Stored data
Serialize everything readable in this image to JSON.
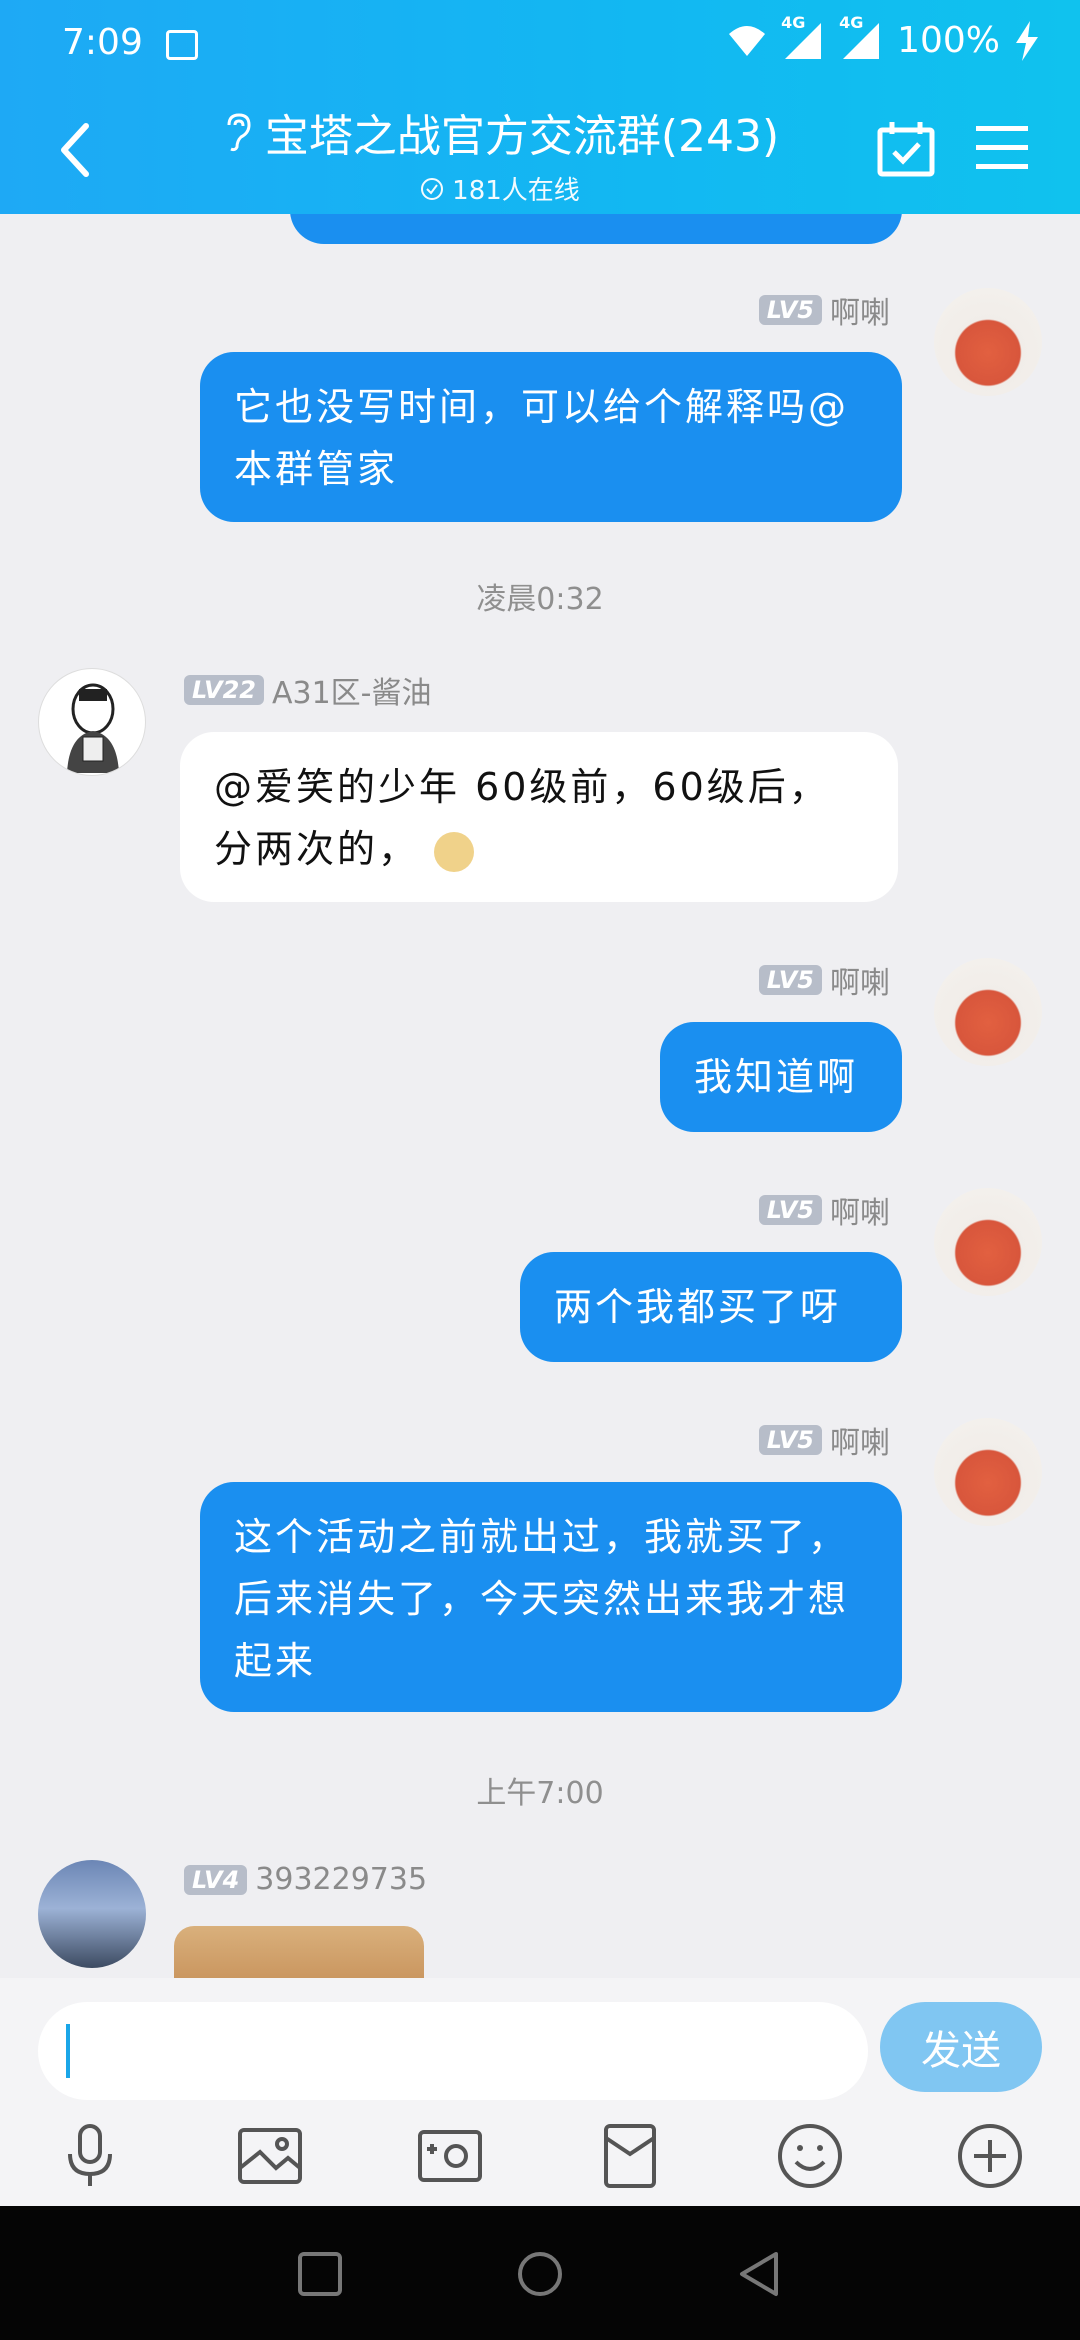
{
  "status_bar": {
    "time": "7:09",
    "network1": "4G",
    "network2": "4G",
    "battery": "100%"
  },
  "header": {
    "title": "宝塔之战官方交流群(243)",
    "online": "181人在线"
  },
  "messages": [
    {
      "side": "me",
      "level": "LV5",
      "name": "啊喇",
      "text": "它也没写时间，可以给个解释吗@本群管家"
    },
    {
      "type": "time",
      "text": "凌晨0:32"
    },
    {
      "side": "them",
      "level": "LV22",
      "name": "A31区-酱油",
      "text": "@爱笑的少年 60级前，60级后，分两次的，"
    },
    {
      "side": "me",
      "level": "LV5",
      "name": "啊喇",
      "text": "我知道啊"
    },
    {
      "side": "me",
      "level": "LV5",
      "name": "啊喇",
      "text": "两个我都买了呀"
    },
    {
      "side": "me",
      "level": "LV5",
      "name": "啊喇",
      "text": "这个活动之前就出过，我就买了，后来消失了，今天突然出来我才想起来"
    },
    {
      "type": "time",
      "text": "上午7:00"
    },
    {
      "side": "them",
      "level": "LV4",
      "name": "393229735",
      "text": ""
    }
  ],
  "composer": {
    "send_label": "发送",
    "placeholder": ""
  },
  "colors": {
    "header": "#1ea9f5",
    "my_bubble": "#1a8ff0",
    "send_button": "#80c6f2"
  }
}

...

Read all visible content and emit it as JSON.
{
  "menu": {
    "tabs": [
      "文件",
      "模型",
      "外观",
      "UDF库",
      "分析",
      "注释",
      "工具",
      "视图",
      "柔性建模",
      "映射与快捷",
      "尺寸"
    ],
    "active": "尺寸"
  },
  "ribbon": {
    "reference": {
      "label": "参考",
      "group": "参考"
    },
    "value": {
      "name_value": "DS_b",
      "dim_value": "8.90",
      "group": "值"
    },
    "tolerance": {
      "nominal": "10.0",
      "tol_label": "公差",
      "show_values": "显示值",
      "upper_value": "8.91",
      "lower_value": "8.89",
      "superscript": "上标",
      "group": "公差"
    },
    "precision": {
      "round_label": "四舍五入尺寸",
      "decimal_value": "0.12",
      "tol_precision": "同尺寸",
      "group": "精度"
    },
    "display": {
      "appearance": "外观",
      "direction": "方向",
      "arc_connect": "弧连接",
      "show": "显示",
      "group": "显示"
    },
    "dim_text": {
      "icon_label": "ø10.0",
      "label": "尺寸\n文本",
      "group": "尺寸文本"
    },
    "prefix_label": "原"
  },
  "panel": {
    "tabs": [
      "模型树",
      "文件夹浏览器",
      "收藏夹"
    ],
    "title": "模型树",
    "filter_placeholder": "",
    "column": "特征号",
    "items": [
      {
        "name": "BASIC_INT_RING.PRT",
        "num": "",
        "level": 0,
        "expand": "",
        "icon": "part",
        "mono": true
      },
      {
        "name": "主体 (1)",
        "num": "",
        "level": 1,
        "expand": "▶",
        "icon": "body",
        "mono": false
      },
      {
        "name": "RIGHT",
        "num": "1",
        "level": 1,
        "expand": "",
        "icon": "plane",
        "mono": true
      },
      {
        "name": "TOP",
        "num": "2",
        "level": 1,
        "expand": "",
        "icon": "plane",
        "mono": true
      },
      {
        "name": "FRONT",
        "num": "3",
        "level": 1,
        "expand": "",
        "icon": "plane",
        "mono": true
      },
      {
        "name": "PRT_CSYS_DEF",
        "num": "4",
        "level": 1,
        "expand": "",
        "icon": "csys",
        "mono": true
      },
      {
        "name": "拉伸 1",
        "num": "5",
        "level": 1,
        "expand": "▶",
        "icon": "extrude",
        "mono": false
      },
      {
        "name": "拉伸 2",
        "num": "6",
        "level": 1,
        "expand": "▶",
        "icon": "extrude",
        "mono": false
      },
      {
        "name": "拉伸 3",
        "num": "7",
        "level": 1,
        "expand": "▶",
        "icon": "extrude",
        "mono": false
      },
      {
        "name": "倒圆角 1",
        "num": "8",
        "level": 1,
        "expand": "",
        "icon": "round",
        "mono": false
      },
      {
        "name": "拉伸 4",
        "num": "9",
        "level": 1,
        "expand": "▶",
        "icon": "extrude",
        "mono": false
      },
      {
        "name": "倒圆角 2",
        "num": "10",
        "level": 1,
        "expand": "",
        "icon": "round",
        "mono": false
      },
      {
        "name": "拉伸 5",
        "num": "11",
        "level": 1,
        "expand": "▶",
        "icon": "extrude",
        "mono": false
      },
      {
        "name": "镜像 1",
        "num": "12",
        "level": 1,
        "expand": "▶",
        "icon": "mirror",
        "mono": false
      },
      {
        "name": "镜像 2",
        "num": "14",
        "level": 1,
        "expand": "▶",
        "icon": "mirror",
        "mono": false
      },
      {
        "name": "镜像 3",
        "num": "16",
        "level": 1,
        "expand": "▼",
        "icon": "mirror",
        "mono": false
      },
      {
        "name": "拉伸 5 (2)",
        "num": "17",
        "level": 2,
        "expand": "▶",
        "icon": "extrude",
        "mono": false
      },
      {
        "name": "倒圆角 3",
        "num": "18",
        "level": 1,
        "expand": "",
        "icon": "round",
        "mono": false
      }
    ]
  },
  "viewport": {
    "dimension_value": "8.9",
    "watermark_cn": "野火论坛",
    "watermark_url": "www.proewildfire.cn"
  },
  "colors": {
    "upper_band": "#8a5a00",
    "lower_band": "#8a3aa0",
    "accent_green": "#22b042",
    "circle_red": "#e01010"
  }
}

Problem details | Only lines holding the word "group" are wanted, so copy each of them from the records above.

Answer for the task |
      "group": "参考"
      "group": "值"
      "group": "公差"
      "group": "精度"
      "group": "显示"
      "group": "尺寸文本"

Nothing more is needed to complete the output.